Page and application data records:

:::::

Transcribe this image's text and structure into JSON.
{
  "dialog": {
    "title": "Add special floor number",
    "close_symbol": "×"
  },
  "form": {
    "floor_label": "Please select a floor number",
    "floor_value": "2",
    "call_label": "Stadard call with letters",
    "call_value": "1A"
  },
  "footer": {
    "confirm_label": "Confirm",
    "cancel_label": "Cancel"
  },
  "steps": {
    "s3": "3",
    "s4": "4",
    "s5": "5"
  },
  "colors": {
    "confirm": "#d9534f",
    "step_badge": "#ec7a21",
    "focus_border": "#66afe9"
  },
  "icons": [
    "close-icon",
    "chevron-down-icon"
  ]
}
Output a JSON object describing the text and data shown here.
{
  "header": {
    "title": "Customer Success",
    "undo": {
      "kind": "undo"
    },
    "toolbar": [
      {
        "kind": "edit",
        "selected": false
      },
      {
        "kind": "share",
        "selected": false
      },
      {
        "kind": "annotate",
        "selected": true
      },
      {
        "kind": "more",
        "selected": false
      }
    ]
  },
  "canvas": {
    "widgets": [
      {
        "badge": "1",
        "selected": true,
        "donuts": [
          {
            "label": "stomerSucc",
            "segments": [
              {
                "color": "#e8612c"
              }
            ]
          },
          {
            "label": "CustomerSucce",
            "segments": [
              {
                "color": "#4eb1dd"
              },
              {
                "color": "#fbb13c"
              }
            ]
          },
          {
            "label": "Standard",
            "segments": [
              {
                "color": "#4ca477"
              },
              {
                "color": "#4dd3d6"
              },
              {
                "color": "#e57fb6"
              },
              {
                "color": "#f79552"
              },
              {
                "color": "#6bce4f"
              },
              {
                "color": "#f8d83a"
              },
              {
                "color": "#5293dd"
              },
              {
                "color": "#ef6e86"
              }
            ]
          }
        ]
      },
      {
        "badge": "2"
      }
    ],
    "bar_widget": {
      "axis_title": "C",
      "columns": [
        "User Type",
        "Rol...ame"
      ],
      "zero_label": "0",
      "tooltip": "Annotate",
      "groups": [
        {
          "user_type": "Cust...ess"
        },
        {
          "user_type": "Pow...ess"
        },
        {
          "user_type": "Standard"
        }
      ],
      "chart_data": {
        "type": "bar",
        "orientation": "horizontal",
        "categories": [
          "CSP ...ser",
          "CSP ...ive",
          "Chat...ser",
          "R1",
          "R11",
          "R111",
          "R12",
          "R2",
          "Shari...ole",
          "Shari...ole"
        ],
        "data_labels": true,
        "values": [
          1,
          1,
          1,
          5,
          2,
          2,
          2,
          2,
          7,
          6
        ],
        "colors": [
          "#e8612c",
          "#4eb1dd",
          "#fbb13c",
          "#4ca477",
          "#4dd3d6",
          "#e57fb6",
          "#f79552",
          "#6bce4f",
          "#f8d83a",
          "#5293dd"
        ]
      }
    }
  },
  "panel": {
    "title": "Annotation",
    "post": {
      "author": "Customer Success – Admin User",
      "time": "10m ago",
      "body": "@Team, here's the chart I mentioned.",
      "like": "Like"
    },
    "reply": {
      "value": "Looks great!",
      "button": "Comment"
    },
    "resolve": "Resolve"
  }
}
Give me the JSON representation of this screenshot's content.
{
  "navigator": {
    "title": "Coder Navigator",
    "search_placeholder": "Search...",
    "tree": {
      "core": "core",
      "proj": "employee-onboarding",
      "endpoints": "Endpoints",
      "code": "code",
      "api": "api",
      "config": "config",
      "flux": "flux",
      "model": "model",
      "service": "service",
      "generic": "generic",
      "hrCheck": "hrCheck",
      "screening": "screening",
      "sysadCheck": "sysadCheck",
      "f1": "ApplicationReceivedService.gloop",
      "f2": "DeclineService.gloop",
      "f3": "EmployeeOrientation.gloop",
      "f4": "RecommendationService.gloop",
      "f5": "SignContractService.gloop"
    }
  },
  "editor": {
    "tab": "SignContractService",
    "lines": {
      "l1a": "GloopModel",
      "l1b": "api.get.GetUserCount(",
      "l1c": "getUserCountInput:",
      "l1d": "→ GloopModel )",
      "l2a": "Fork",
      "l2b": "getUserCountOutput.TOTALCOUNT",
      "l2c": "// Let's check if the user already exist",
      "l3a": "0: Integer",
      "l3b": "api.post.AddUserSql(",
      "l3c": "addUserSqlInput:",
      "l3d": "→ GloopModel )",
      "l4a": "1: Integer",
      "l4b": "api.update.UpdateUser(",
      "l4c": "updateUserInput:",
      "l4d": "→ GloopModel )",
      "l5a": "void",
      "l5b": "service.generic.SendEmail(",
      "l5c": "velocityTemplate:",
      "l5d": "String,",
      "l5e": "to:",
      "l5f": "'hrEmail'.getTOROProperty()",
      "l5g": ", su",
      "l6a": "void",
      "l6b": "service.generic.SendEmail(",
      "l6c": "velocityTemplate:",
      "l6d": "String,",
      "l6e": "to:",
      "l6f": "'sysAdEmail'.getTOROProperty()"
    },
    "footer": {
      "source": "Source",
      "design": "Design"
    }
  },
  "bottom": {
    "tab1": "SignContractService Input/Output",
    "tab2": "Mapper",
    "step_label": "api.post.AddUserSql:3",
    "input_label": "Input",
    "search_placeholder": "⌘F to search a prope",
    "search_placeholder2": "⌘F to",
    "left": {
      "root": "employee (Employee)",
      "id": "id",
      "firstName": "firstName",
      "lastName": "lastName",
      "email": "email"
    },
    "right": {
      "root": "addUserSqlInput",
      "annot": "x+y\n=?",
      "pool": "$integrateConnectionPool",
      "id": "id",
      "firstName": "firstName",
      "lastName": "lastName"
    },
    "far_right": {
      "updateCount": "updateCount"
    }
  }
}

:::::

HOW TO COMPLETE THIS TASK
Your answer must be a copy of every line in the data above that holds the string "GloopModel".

TASK RESULT
      "l1a": "GloopModel",
      "l1d": "→ GloopModel )",
      "l3d": "→ GloopModel )",
      "l4d": "→ GloopModel )",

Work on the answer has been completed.